Remind the person that, while this is a serious topic, this situation will pass over time. An approach that continues to make an impact in my life is the ‘think with the end in mind’ philosophy. Practicing reflection techniques can be a helpful activity.
Make the message appropriate to that individual
Autism is a spectrum. If you’ve met one individual with autism, you’ve met one individual with autism so establish what you believe would work best for that individual.
Here are some additional links & resources you may find helpful in this conversation
Update: Some of you have asked how I’m doing with all this and how my family talked to me about this topic. You can read about how the Coronavirus has impacted me here. My routine has been flipped (like many of us) as most of my speaking engagements have been cancelled/postponed till a later date. Trying to make the most of it while educating our community about the importance of technology right now to keep our events going (Webinars, virtual presentations via Zoom, etc.)
Have me give a virtual presentation to your students by contacting me here.
Have me give a professional development virtual presentation for your teachers by contacting me here.
Join us during World Autism Month by RSVPing here for our ‘A Night For Celebrating Our Autism Community Virtual Event’ on April 20th where we will be spotlight several members of our autism community like our scholarship applicants!

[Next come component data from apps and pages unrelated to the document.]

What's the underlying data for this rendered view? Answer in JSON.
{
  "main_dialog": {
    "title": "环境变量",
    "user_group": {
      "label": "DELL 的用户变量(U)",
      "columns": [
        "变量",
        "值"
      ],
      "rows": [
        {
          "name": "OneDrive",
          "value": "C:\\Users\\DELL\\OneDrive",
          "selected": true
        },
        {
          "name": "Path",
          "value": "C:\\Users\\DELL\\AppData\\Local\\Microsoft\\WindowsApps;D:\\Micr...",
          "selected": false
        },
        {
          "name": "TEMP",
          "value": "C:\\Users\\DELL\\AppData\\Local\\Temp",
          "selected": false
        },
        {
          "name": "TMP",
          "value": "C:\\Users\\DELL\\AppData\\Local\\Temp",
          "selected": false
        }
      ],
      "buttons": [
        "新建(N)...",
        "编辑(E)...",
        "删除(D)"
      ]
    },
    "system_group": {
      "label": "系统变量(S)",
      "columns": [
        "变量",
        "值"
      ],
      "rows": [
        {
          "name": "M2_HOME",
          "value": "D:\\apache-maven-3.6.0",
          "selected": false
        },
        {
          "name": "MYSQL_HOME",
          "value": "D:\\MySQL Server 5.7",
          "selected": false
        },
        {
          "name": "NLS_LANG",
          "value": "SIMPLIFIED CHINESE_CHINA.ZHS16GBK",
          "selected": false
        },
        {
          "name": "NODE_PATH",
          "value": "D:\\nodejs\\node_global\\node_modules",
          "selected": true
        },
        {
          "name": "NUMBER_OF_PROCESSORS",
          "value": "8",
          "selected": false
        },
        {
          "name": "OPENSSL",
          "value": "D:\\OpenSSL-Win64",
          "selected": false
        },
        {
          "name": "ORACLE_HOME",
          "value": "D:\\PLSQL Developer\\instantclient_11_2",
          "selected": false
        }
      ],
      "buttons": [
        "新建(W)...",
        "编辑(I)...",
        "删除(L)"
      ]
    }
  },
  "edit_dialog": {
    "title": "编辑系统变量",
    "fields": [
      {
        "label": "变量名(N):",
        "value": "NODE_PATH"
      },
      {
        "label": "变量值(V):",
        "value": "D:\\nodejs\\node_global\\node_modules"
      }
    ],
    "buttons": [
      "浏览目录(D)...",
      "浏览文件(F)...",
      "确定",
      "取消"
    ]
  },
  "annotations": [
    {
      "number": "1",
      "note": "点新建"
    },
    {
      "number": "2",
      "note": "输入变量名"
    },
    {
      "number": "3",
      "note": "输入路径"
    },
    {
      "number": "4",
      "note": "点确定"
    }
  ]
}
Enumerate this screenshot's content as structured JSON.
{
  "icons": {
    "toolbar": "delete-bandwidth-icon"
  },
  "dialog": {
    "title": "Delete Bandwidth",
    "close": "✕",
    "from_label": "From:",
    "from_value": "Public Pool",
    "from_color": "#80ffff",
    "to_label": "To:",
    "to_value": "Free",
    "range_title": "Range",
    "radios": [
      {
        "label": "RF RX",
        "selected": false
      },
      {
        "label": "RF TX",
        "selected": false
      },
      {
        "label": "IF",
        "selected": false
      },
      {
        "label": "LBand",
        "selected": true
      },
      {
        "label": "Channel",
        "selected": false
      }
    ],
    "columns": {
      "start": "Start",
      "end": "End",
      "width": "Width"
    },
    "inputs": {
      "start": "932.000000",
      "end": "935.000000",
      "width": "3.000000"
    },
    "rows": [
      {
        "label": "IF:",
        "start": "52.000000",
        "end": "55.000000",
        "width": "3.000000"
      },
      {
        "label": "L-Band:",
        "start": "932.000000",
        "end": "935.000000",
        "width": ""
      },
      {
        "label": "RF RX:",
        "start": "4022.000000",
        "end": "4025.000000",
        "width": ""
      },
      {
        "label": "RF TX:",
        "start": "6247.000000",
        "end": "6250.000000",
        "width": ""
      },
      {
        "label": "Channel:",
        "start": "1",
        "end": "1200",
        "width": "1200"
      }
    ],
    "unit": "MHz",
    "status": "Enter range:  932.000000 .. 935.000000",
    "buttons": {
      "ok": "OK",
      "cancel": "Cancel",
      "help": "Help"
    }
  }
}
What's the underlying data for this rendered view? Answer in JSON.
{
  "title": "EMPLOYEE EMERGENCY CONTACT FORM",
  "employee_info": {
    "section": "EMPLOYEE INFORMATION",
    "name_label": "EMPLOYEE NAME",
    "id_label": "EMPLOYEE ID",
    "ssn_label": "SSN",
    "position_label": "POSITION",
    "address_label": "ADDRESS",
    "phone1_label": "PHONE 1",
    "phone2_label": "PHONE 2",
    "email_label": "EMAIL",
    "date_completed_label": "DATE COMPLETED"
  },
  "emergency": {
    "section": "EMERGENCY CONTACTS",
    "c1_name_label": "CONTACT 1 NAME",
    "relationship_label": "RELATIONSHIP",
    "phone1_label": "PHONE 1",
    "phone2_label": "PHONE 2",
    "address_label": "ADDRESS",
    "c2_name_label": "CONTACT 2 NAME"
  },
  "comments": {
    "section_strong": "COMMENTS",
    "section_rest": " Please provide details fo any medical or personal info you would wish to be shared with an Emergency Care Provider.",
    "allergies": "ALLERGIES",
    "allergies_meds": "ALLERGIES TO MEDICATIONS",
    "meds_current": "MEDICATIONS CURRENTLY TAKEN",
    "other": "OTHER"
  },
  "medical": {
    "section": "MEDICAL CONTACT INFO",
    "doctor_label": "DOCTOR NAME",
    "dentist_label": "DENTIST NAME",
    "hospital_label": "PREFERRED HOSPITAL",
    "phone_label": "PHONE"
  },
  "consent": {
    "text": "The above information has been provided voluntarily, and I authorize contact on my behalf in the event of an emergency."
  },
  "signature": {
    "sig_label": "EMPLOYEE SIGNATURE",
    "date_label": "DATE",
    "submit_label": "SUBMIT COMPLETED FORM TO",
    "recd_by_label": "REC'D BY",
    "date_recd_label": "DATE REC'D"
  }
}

My name is Kerry Magro, a professional speaker and best-selling author who is also on the autism spectrum that started the nonprofit KFM Making a Difference in 2011 to help students with autism receive scholarship aid to pursue a post-secondary education. Help support me so I can continue to help students with autism go to college by making a tax-deductible donation to our nonprofit here.